**ACTION ITEM**
Reproduce every record verbatim but drop the pictures.

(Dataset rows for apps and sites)

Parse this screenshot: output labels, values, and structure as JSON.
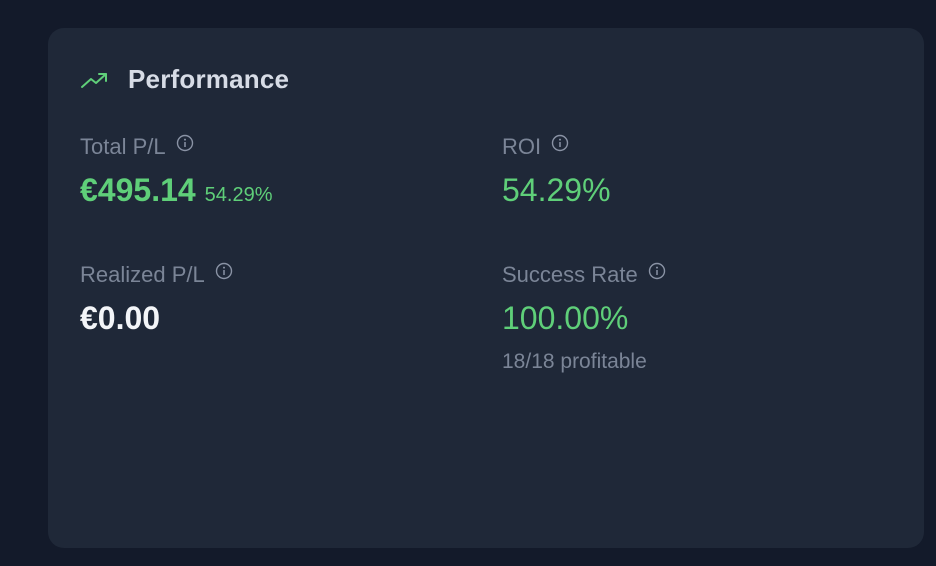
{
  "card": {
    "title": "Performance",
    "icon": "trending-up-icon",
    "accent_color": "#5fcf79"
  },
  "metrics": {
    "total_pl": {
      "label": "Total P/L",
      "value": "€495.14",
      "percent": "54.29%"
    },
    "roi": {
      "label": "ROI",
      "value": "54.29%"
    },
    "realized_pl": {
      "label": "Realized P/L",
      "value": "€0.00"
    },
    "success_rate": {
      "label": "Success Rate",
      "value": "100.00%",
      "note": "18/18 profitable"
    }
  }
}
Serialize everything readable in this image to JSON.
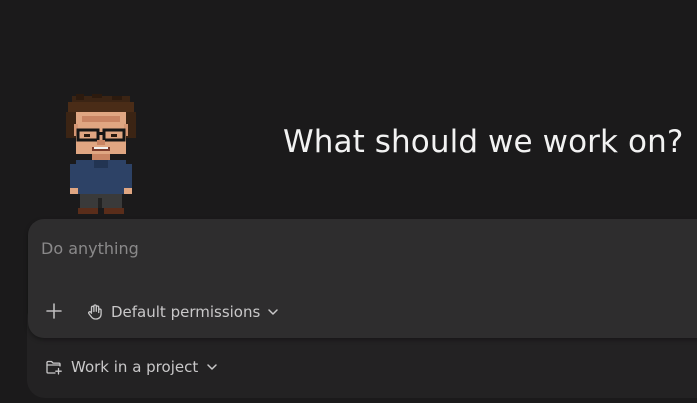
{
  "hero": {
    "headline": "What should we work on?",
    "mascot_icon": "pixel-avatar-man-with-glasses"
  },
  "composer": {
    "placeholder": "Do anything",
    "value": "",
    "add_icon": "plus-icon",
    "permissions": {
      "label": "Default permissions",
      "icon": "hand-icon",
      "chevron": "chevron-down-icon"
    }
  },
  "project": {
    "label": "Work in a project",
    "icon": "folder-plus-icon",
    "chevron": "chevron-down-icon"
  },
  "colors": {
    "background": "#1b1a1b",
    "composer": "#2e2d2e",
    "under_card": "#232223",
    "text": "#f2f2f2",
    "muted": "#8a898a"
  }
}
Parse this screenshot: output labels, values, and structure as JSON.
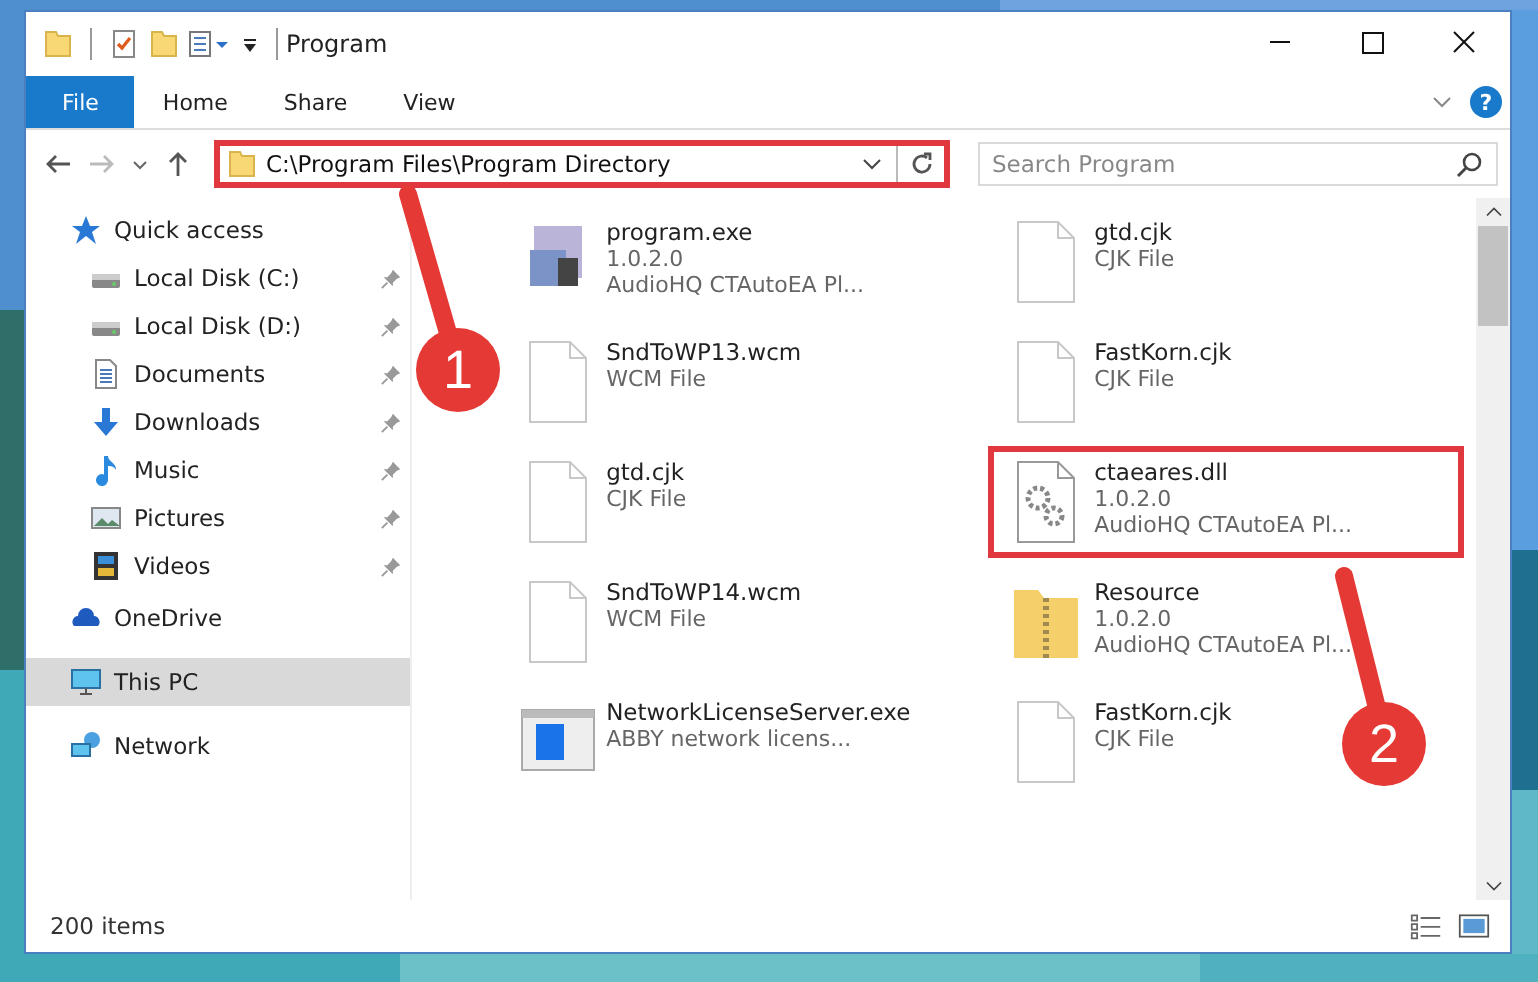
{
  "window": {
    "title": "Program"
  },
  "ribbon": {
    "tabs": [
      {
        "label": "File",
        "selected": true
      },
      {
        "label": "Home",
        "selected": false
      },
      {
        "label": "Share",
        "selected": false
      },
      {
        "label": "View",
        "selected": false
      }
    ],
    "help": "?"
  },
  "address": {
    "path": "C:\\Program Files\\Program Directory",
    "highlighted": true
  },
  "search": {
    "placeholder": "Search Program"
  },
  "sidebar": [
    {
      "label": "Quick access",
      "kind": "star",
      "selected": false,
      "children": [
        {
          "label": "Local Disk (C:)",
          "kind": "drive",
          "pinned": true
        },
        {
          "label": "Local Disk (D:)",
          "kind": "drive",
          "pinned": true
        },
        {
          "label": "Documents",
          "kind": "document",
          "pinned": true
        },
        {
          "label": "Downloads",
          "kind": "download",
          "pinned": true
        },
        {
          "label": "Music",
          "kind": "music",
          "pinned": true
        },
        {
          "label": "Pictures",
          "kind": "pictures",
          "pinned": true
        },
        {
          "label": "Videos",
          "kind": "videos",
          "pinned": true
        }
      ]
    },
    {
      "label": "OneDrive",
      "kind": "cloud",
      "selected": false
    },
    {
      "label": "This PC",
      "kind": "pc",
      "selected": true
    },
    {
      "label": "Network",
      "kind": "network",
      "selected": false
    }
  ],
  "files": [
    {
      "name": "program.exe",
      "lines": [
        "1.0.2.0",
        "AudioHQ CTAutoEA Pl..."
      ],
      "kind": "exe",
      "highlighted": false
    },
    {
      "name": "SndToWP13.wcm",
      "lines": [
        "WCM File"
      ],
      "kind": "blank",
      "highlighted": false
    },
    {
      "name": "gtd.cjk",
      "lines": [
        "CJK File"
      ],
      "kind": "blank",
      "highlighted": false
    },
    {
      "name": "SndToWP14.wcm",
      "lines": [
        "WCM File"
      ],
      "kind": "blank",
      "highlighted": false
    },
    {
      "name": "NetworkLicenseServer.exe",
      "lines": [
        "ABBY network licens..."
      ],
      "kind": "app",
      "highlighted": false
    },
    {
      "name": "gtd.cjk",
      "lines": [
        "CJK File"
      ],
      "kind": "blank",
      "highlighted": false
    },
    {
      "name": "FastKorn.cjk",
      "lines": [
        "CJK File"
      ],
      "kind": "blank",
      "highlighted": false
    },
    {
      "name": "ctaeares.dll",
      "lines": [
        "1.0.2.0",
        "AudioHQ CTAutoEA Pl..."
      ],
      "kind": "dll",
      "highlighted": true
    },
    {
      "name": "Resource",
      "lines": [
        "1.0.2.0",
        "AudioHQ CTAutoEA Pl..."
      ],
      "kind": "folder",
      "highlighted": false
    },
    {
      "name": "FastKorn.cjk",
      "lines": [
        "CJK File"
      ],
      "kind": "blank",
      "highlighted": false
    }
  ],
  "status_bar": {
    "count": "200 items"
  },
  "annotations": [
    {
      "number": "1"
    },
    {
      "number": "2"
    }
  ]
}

**ANSWER TO THIS EXERCISE**
Parse this screenshot: output labels, values, and structure as JSON.
{
  "card": {
    "title": "Performance",
    "icon": "trending-up-icon",
    "accent_color": "#5fcf79"
  },
  "metrics": {
    "total_pl": {
      "label": "Total P/L",
      "value": "€495.14",
      "percent": "54.29%"
    },
    "roi": {
      "label": "ROI",
      "value": "54.29%"
    },
    "realized_pl": {
      "label": "Realized P/L",
      "value": "€0.00"
    },
    "success_rate": {
      "label": "Success Rate",
      "value": "100.00%",
      "note": "18/18 profitable"
    }
  }
}
Serialize everything readable in this image to JSON.
{
  "hero": {
    "headline": "What should we work on?",
    "mascot_icon": "pixel-avatar-man-with-glasses"
  },
  "composer": {
    "placeholder": "Do anything",
    "value": "",
    "add_icon": "plus-icon",
    "permissions": {
      "label": "Default permissions",
      "icon": "hand-icon",
      "chevron": "chevron-down-icon"
    }
  },
  "project": {
    "label": "Work in a project",
    "icon": "folder-plus-icon",
    "chevron": "chevron-down-icon"
  },
  "colors": {
    "background": "#1b1a1b",
    "composer": "#2e2d2e",
    "under_card": "#232223",
    "text": "#f2f2f2",
    "muted": "#8a898a"
  }
}
Parse this screenshot: output labels, values, and structure as JSON.
{
  "window": {
    "title": "Program"
  },
  "ribbon": {
    "tabs": [
      {
        "label": "File",
        "selected": true
      },
      {
        "label": "Home",
        "selected": false
      },
      {
        "label": "Share",
        "selected": false
      },
      {
        "label": "View",
        "selected": false
      }
    ],
    "help": "?"
  },
  "address": {
    "path": "C:\\Program Files\\Program Directory",
    "highlighted": true
  },
  "search": {
    "placeholder": "Search Program"
  },
  "sidebar": [
    {
      "label": "Quick access",
      "kind": "star",
      "selected": false,
      "children": [
        {
          "label": "Local Disk (C:)",
          "kind": "drive",
          "pinned": true
        },
        {
          "label": "Local Disk (D:)",
          "kind": "drive",
          "pinned": true
        },
        {
          "label": "Documents",
          "kind": "document",
          "pinned": true
        },
        {
          "label": "Downloads",
          "kind": "download",
          "pinned": true
        },
        {
          "label": "Music",
          "kind": "music",
          "pinned": true
        },
        {
          "label": "Pictures",
          "kind": "pictures",
          "pinned": true
        },
        {
          "label": "Videos",
          "kind": "videos",
          "pinned": true
        }
      ]
    },
    {
      "label": "OneDrive",
      "kind": "cloud",
      "selected": false
    },
    {
      "label": "This PC",
      "kind": "pc",
      "selected": true
    },
    {
      "label": "Network",
      "kind": "network",
      "selected": false
    }
  ],
  "files": [
    {
      "name": "program.exe",
      "lines": [
        "1.0.2.0",
        "AudioHQ CTAutoEA Pl..."
      ],
      "kind": "exe",
      "highlighted": false
    },
    {
      "name": "SndToWP13.wcm",
      "lines": [
        "WCM File"
      ],
      "kind": "blank",
      "highlighted": false
    },
    {
      "name": "gtd.cjk",
      "lines": [
        "CJK File"
      ],
      "kind": "blank",
      "highlighted": false
    },
    {
      "name": "SndToWP14.wcm",
      "lines": [
        "WCM File"
      ],
      "kind": "blank",
      "highlighted": false
    },
    {
      "name": "NetworkLicenseServer.exe",
      "lines": [
        "ABBY network licens..."
      ],
      "kind": "app",
      "highlighted": false
    },
    {
      "name": "gtd.cjk",
      "lines": [
        "CJK File"
      ],
      "kind": "blank",
      "highlighted": false
    },
    {
      "name": "FastKorn.cjk",
      "lines": [
        "CJK File"
      ],
      "kind": "blank",
      "highlighted": false
    },
    {
      "name": "ctaeares.dll",
      "lines": [
        "1.0.2.0",
        "AudioHQ CTAutoEA Pl..."
      ],
      "kind": "dll",
      "highlighted": true
    },
    {
      "name": "Resource",
      "lines": [
        "1.0.2.0",
        "AudioHQ CTAutoEA Pl..."
      ],
      "kind": "folder",
      "highlighted": false
    },
    {
      "name": "FastKorn.cjk",
      "lines": [
        "CJK File"
      ],
      "kind": "blank",
      "highlighted": false
    }
  ],
  "status_bar": {
    "count": "200 items"
  },
  "annotations": [
    {
      "number": "1"
    },
    {
      "number": "2"
    }
  ]
}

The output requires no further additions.